Safeguarding freshwater resources is crucial, and while scientists use a variety of ground-based techniques to gauge water quality, the Landsat program has provided water quality data from orbit for decades.
Join the STELLA team on September 19, 2023, to hear the the latest and greatest about the STELLA handheld spectrometer, a DIY instrument that helps you understand how Landsat works.
The Jane Goodall Institute has been working with NASA and using Earth science satellite imagery and data—including Landsat (NASA/USGS)—in its chimpanzee and forest conservation efforts in Africa, particularly the Gombe region.
The Earth Resources Observation and Science (EROS) Center celebrated its 50th anniversary in August. Learn more about the EROS Center, the anniversary celebration, and the Landsat-related outreach activities at the event—with a spotlight on STELLA, a DIY spectrometer.
Landsat Next is on the horizon—the new mission will not only ensure continuity of the longest space-based record of Earth’s land surface, it will fundamentally transform the breadth and depth of actionable information freely available to end users. Take a look at the new capabilities that will define the next Landsat mission.
Awe-inspiring NASA visuals combined with the might of a live symphonic orchestra last week in “Cosmic Cycles,” a multimedia collaboration among the agency’s Goddard Space Flight Center in Greenbelt, Maryland, the National Philharmonic, and composer Henry Dehlinger. A transformative project showcasing the beauty and power of the marriage between music and science.
Opening the Landsat archive has benefited science and society.
Open science principles are being leveraged in a variety of NASA programs, including NeMO-Net, Landsat, and the SERVIR program, which are using artificial intelligence, satellite imagery, and machine learning to better understand and protect our planet’s ecosystems.
Washington-Allen is a longtime Landsat data user working towards drylands restoration and sustainability solutions.

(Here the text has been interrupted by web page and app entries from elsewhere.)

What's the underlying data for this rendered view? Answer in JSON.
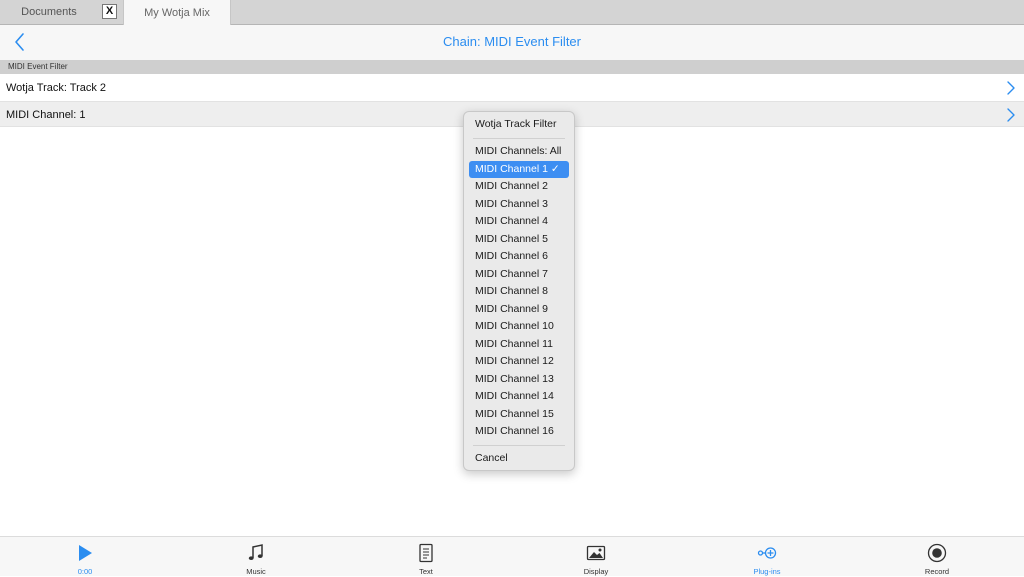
{
  "tabs": {
    "documents_label": "Documents",
    "close_label": "X",
    "active_label": "My Wotja Mix"
  },
  "header": {
    "title": "Chain: MIDI Event Filter"
  },
  "section": {
    "title": "MIDI Event Filter"
  },
  "rows": [
    {
      "label": "Wotja Track: Track 2"
    },
    {
      "label": "MIDI Channel: 1"
    }
  ],
  "menu": {
    "title": "Wotja Track Filter",
    "items": [
      "MIDI Channels: All",
      "MIDI Channel 1 ✓",
      "MIDI Channel 2",
      "MIDI Channel 3",
      "MIDI Channel 4",
      "MIDI Channel 5",
      "MIDI Channel 6",
      "MIDI Channel 7",
      "MIDI Channel 8",
      "MIDI Channel 9",
      "MIDI Channel 10",
      "MIDI Channel 11",
      "MIDI Channel 12",
      "MIDI Channel 13",
      "MIDI Channel 14",
      "MIDI Channel 15",
      "MIDI Channel 16"
    ],
    "selected": "MIDI Channel 1",
    "cancel_label": "Cancel"
  },
  "toolbar": {
    "items": [
      {
        "label": "0:00",
        "icon": "play-icon",
        "active": true
      },
      {
        "label": "Music",
        "icon": "music-note-icon"
      },
      {
        "label": "Text",
        "icon": "document-icon"
      },
      {
        "label": "Display",
        "icon": "image-icon"
      },
      {
        "label": "Plug-ins",
        "icon": "plugin-icon",
        "active": true
      },
      {
        "label": "Record",
        "icon": "record-icon"
      }
    ]
  },
  "colors": {
    "accent": "#2b8df0",
    "selection": "#3d8ef2"
  }
}
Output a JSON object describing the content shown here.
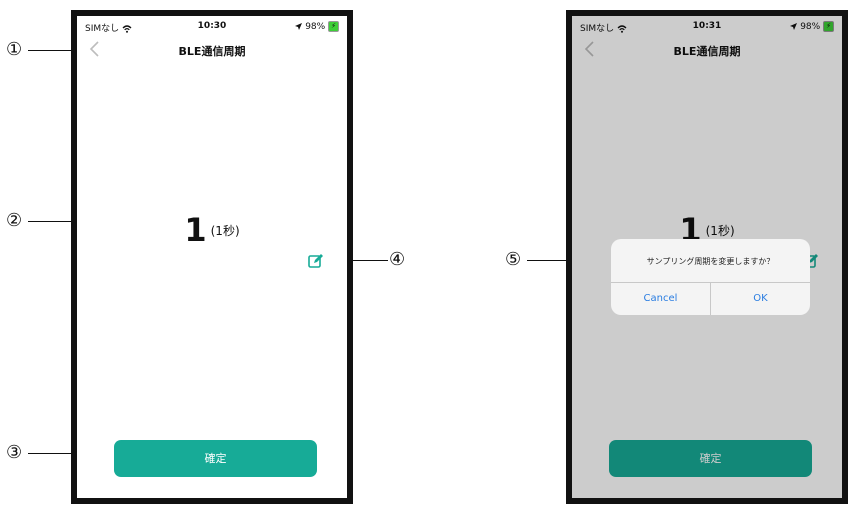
{
  "callouts": [
    "①",
    "②",
    "③",
    "④",
    "⑤"
  ],
  "left_screen": {
    "status": {
      "carrier": "SIMなし",
      "time": "10:30",
      "battery": "98%"
    },
    "title": "BLE通信周期",
    "value": "1",
    "unit": "(1秒)",
    "confirm_label": "確定"
  },
  "right_screen": {
    "status": {
      "carrier": "SIMなし",
      "time": "10:31",
      "battery": "98%"
    },
    "title": "BLE通信周期",
    "value": "1",
    "unit": "(1秒)",
    "confirm_label": "確定",
    "alert": {
      "message": "サンプリング周期を変更しますか？",
      "cancel": "Cancel",
      "ok": "OK"
    }
  },
  "colors": {
    "accent": "#17ab97",
    "link": "#2a7de1",
    "back_icon": "#bdbdbd"
  },
  "icons": [
    "chevron-left-icon",
    "wifi-icon",
    "location-arrow-icon",
    "battery-icon",
    "edit-icon"
  ]
}
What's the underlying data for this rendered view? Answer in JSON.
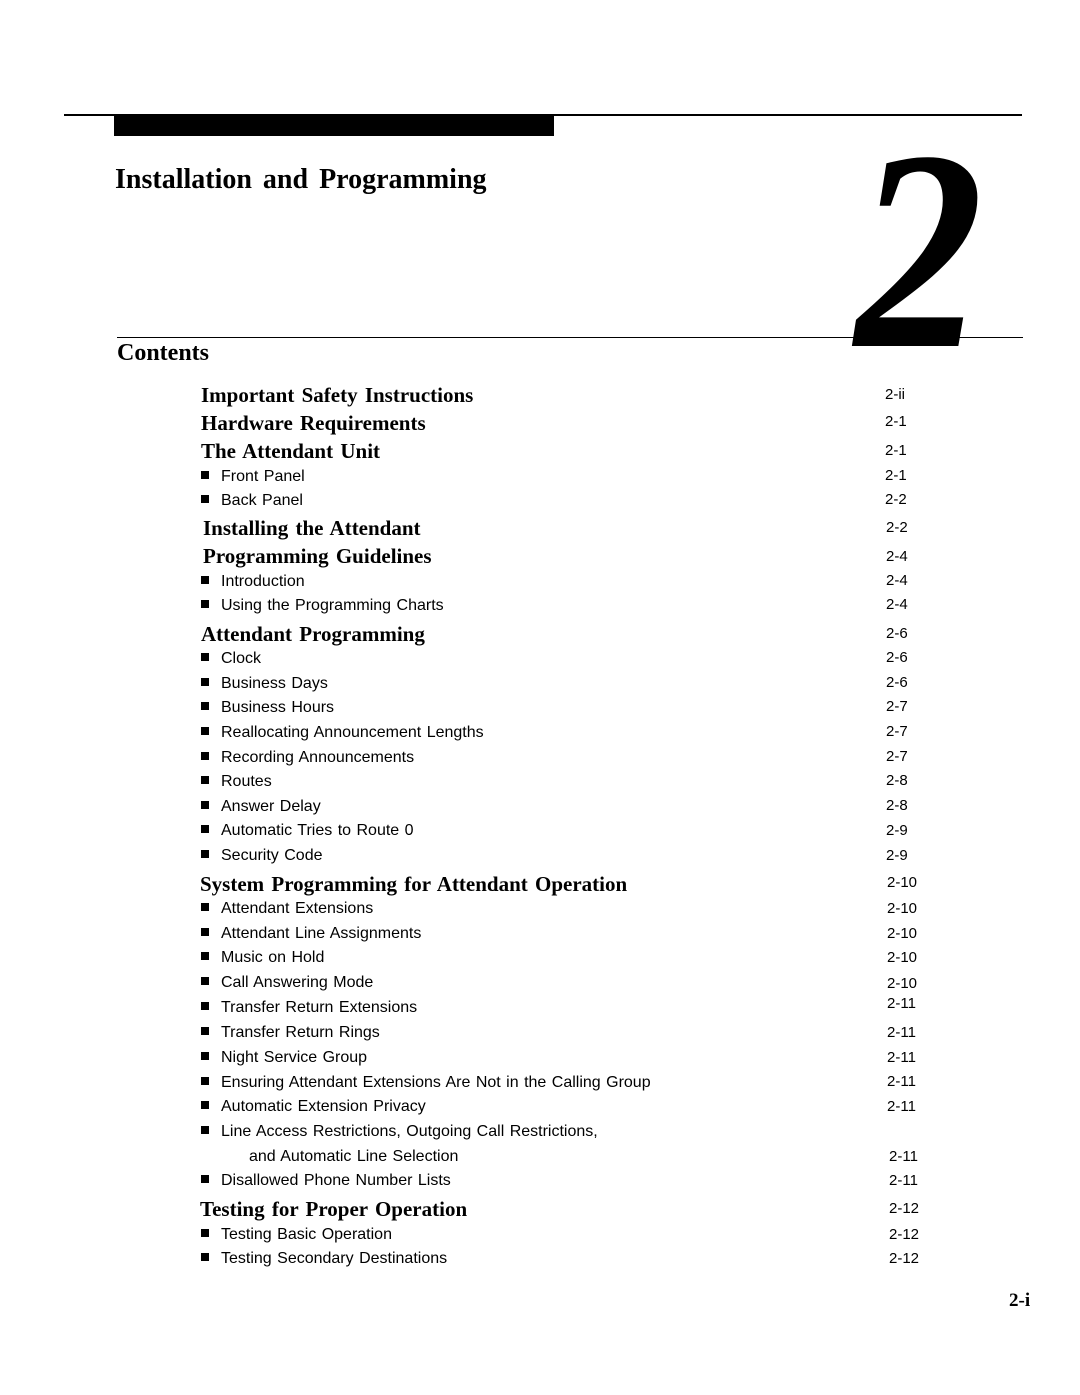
{
  "chapter": {
    "title": "Installation and Programming",
    "number": "2"
  },
  "contents_heading": "Contents",
  "toc": [
    {
      "type": "head",
      "label": "Important Safety Instructions",
      "page": "2-ii"
    },
    {
      "type": "head",
      "label": "Hardware Requirements",
      "page": "2-1"
    },
    {
      "type": "head",
      "label": "The Attendant Unit",
      "page": "2-1"
    },
    {
      "type": "sub",
      "label": "Front Panel",
      "page": "2-1"
    },
    {
      "type": "sub",
      "label": "Back Panel",
      "page": "2-2"
    },
    {
      "type": "head",
      "label": "Installing the Attendant",
      "page": "2-2"
    },
    {
      "type": "head",
      "label": "Programming Guidelines",
      "page": "2-4"
    },
    {
      "type": "sub",
      "label": "Introduction",
      "page": "2-4"
    },
    {
      "type": "sub",
      "label": "Using the Programming Charts",
      "page": "2-4"
    },
    {
      "type": "head",
      "label": "Attendant Programming",
      "page": "2-6"
    },
    {
      "type": "sub",
      "label": "Clock",
      "page": "2-6"
    },
    {
      "type": "sub",
      "label": "Business Days",
      "page": "2-6"
    },
    {
      "type": "sub",
      "label": "Business Hours",
      "page": "2-7"
    },
    {
      "type": "sub",
      "label": "Reallocating Announcement Lengths",
      "page": "2-7"
    },
    {
      "type": "sub",
      "label": "Recording Announcements",
      "page": "2-7"
    },
    {
      "type": "sub",
      "label": "Routes",
      "page": "2-8"
    },
    {
      "type": "sub",
      "label": "Answer Delay",
      "page": "2-8"
    },
    {
      "type": "sub",
      "label": "Automatic Tries to Route 0",
      "page": "2-9"
    },
    {
      "type": "sub",
      "label": "Security Code",
      "page": "2-9"
    },
    {
      "type": "head",
      "label": "System Programming for Attendant Operation",
      "page": "2-10"
    },
    {
      "type": "sub",
      "label": "Attendant Extensions",
      "page": "2-10"
    },
    {
      "type": "sub",
      "label": "Attendant Line Assignments",
      "page": "2-10"
    },
    {
      "type": "sub",
      "label": "Music on Hold",
      "page": "2-10"
    },
    {
      "type": "sub",
      "label": "Call Answering Mode",
      "page": "2-10"
    },
    {
      "type": "sub",
      "label": "Transfer Return Extensions",
      "page": "2-11"
    },
    {
      "type": "sub",
      "label": "Transfer Return Rings",
      "page": "2-11"
    },
    {
      "type": "sub",
      "label": "Night Service Group",
      "page": "2-11"
    },
    {
      "type": "sub",
      "label": "Ensuring Attendant Extensions Are Not in the Calling Group",
      "page": "2-11"
    },
    {
      "type": "sub",
      "label": "Automatic Extension Privacy",
      "page": "2-11"
    },
    {
      "type": "sub",
      "label": "Line Access Restrictions, Outgoing Call Restrictions,",
      "page": ""
    },
    {
      "type": "cont",
      "label": "and Automatic Line Selection",
      "page": "2-11"
    },
    {
      "type": "sub",
      "label": "Disallowed Phone Number Lists",
      "page": "2-11"
    },
    {
      "type": "head",
      "label": "Testing for Proper Operation",
      "page": "2-12"
    },
    {
      "type": "sub",
      "label": "Testing Basic Operation",
      "page": "2-12"
    },
    {
      "type": "sub",
      "label": "Testing Secondary Destinations",
      "page": "2-12"
    }
  ],
  "folio": "2-i"
}
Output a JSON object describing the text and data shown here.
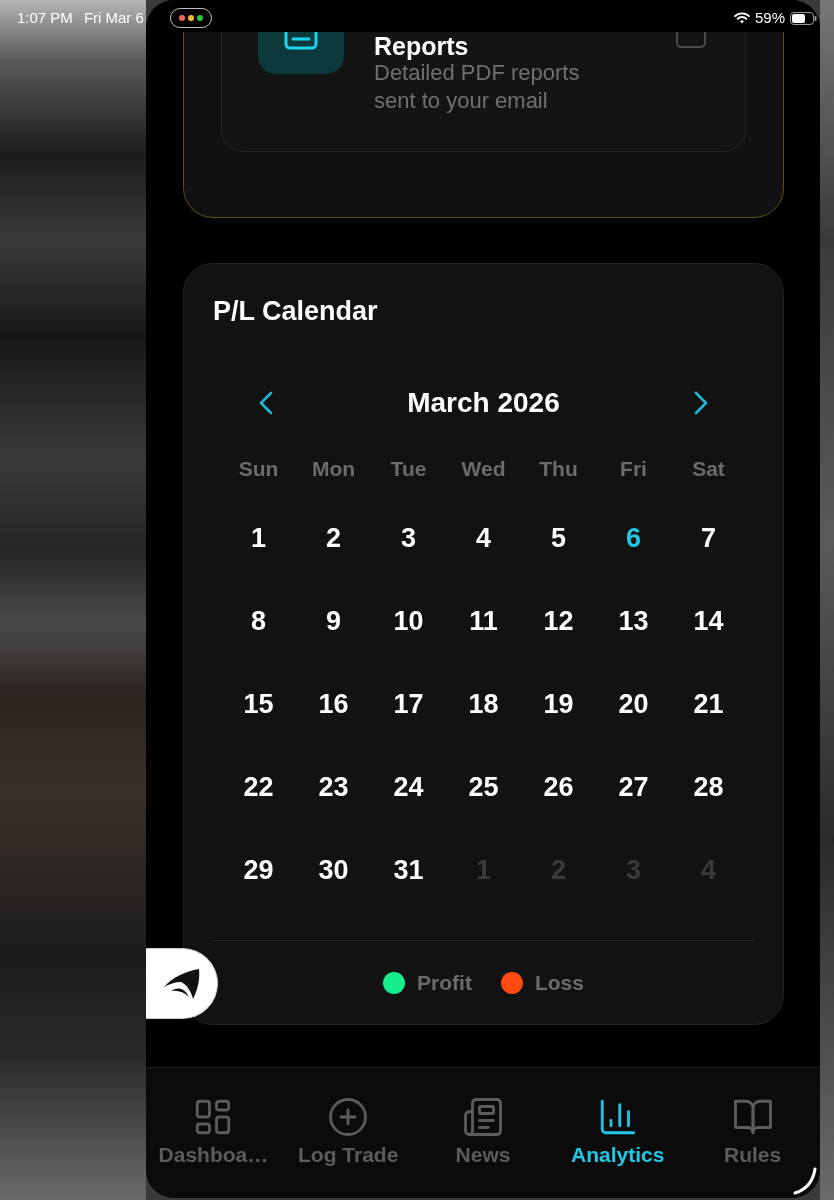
{
  "status_bar": {
    "time": "1:07 PM",
    "date": "Fri Mar 6",
    "battery": "59%"
  },
  "report_option": {
    "title": "Reports",
    "description": "Detailed PDF reports sent to your email",
    "checked": false
  },
  "calendar": {
    "title": "P/L Calendar",
    "month": "March 2026",
    "weekdays": [
      "Sun",
      "Mon",
      "Tue",
      "Wed",
      "Thu",
      "Fri",
      "Sat"
    ],
    "days": [
      {
        "label": "1",
        "in_month": true,
        "today": false
      },
      {
        "label": "2",
        "in_month": true,
        "today": false
      },
      {
        "label": "3",
        "in_month": true,
        "today": false
      },
      {
        "label": "4",
        "in_month": true,
        "today": false
      },
      {
        "label": "5",
        "in_month": true,
        "today": false
      },
      {
        "label": "6",
        "in_month": true,
        "today": true
      },
      {
        "label": "7",
        "in_month": true,
        "today": false
      },
      {
        "label": "8",
        "in_month": true,
        "today": false
      },
      {
        "label": "9",
        "in_month": true,
        "today": false
      },
      {
        "label": "10",
        "in_month": true,
        "today": false
      },
      {
        "label": "11",
        "in_month": true,
        "today": false
      },
      {
        "label": "12",
        "in_month": true,
        "today": false
      },
      {
        "label": "13",
        "in_month": true,
        "today": false
      },
      {
        "label": "14",
        "in_month": true,
        "today": false
      },
      {
        "label": "15",
        "in_month": true,
        "today": false
      },
      {
        "label": "16",
        "in_month": true,
        "today": false
      },
      {
        "label": "17",
        "in_month": true,
        "today": false
      },
      {
        "label": "18",
        "in_month": true,
        "today": false
      },
      {
        "label": "19",
        "in_month": true,
        "today": false
      },
      {
        "label": "20",
        "in_month": true,
        "today": false
      },
      {
        "label": "21",
        "in_month": true,
        "today": false
      },
      {
        "label": "22",
        "in_month": true,
        "today": false
      },
      {
        "label": "23",
        "in_month": true,
        "today": false
      },
      {
        "label": "24",
        "in_month": true,
        "today": false
      },
      {
        "label": "25",
        "in_month": true,
        "today": false
      },
      {
        "label": "26",
        "in_month": true,
        "today": false
      },
      {
        "label": "27",
        "in_month": true,
        "today": false
      },
      {
        "label": "28",
        "in_month": true,
        "today": false
      },
      {
        "label": "29",
        "in_month": true,
        "today": false
      },
      {
        "label": "30",
        "in_month": true,
        "today": false
      },
      {
        "label": "31",
        "in_month": true,
        "today": false
      },
      {
        "label": "1",
        "in_month": false,
        "today": false
      },
      {
        "label": "2",
        "in_month": false,
        "today": false
      },
      {
        "label": "3",
        "in_month": false,
        "today": false
      },
      {
        "label": "4",
        "in_month": false,
        "today": false
      }
    ],
    "legend": [
      {
        "label": "Profit",
        "color": "#16ee8c"
      },
      {
        "label": "Loss",
        "color": "#ff4b12"
      }
    ]
  },
  "tab_bar": {
    "tabs": [
      {
        "label": "Dashboa…",
        "selected": false
      },
      {
        "label": "Log Trade",
        "selected": false
      },
      {
        "label": "News",
        "selected": false
      },
      {
        "label": "Analytics",
        "selected": true
      },
      {
        "label": "Rules",
        "selected": false
      }
    ]
  }
}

Virginia T. Norwood, a founding figure in the field of satellite land imaging, died on Sunday, March 26, 2023, at age 96.